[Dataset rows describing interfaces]

# # # #

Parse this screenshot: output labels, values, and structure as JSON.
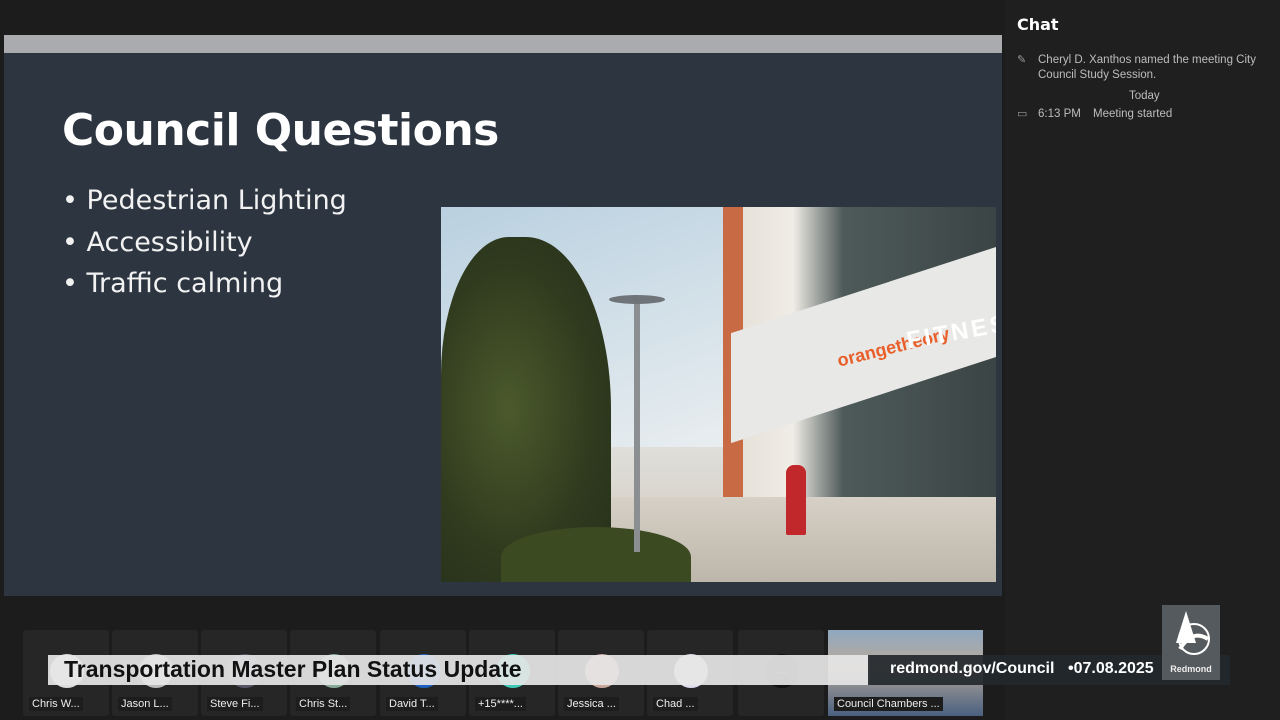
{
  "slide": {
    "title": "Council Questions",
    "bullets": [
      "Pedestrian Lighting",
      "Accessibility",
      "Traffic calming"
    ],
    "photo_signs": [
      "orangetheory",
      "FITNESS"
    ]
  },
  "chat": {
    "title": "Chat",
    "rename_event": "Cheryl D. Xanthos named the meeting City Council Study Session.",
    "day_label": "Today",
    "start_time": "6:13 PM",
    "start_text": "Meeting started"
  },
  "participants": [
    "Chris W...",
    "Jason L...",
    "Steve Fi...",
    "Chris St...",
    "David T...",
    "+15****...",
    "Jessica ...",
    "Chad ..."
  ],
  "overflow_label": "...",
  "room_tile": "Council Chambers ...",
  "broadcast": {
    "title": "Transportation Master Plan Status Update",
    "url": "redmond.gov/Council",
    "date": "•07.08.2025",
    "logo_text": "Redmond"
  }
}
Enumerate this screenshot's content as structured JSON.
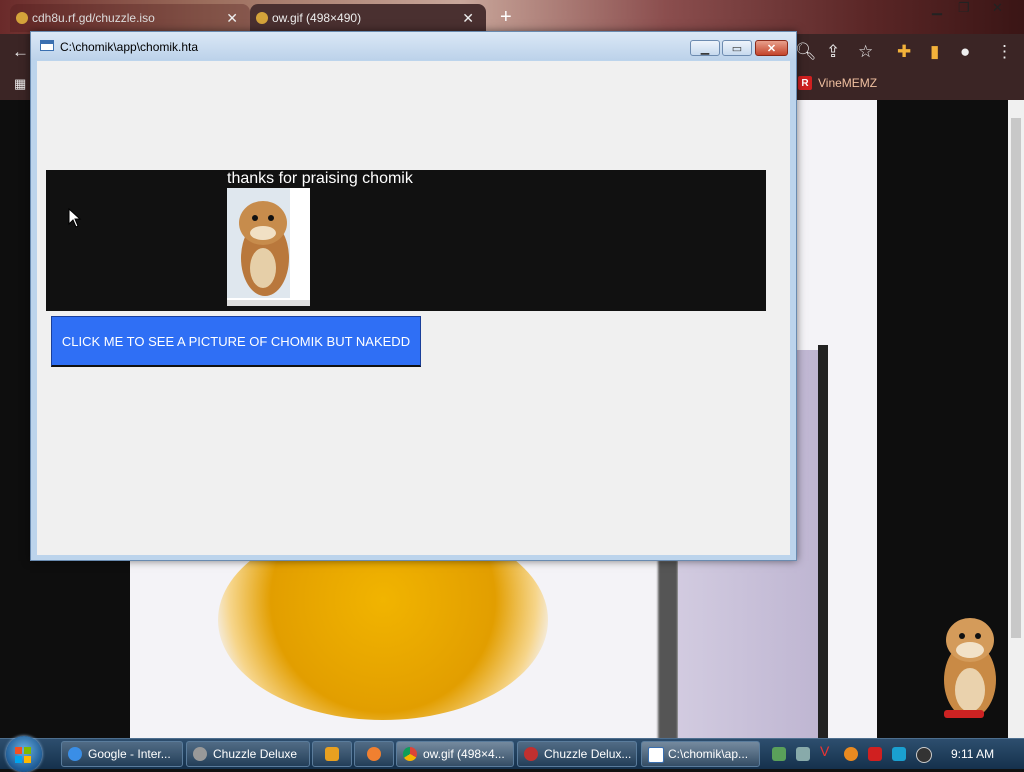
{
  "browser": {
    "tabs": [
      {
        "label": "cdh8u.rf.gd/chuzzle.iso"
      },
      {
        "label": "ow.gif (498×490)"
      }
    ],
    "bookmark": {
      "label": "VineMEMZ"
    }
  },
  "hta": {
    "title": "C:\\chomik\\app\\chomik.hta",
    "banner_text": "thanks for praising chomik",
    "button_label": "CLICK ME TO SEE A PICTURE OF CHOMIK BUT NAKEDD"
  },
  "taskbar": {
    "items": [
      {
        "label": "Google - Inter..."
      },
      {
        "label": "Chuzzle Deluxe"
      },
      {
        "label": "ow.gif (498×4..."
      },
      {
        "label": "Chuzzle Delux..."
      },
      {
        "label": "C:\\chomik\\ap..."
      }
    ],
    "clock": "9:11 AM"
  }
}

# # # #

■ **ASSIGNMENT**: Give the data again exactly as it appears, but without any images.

■ **PROBLEM SOLUTION**:
Parse this screenshot: output labels, values, and structure as JSON.
{
  "slide": {
    "title": "Council Questions",
    "bullets": [
      "Pedestrian Lighting",
      "Accessibility",
      "Traffic calming"
    ],
    "photo_signs": [
      "orangetheory",
      "FITNESS"
    ]
  },
  "chat": {
    "title": "Chat",
    "rename_event": "Cheryl D. Xanthos named the meeting City Council Study Session.",
    "day_label": "Today",
    "start_time": "6:13 PM",
    "start_text": "Meeting started"
  },
  "participants": [
    "Chris W...",
    "Jason L...",
    "Steve Fi...",
    "Chris St...",
    "David T...",
    "+15****...",
    "Jessica ...",
    "Chad ..."
  ],
  "overflow_label": "...",
  "room_tile": "Council Chambers ...",
  "broadcast": {
    "title": "Transportation Master Plan Status Update",
    "url": "redmond.gov/Council",
    "date": "•07.08.2025",
    "logo_text": "Redmond"
  }
}
Enumerate this screenshot's content as structured JSON.
{
  "browser": {
    "tabs": [
      {
        "label": "cdh8u.rf.gd/chuzzle.iso"
      },
      {
        "label": "ow.gif (498×490)"
      }
    ],
    "bookmark": {
      "label": "VineMEMZ"
    }
  },
  "hta": {
    "title": "C:\\chomik\\app\\chomik.hta",
    "banner_text": "thanks for praising chomik",
    "button_label": "CLICK ME TO SEE A PICTURE OF CHOMIK BUT NAKEDD"
  },
  "taskbar": {
    "items": [
      {
        "label": "Google - Inter..."
      },
      {
        "label": "Chuzzle Deluxe"
      },
      {
        "label": "ow.gif (498×4..."
      },
      {
        "label": "Chuzzle Delux..."
      },
      {
        "label": "C:\\chomik\\ap..."
      }
    ],
    "clock": "9:11 AM"
  }
}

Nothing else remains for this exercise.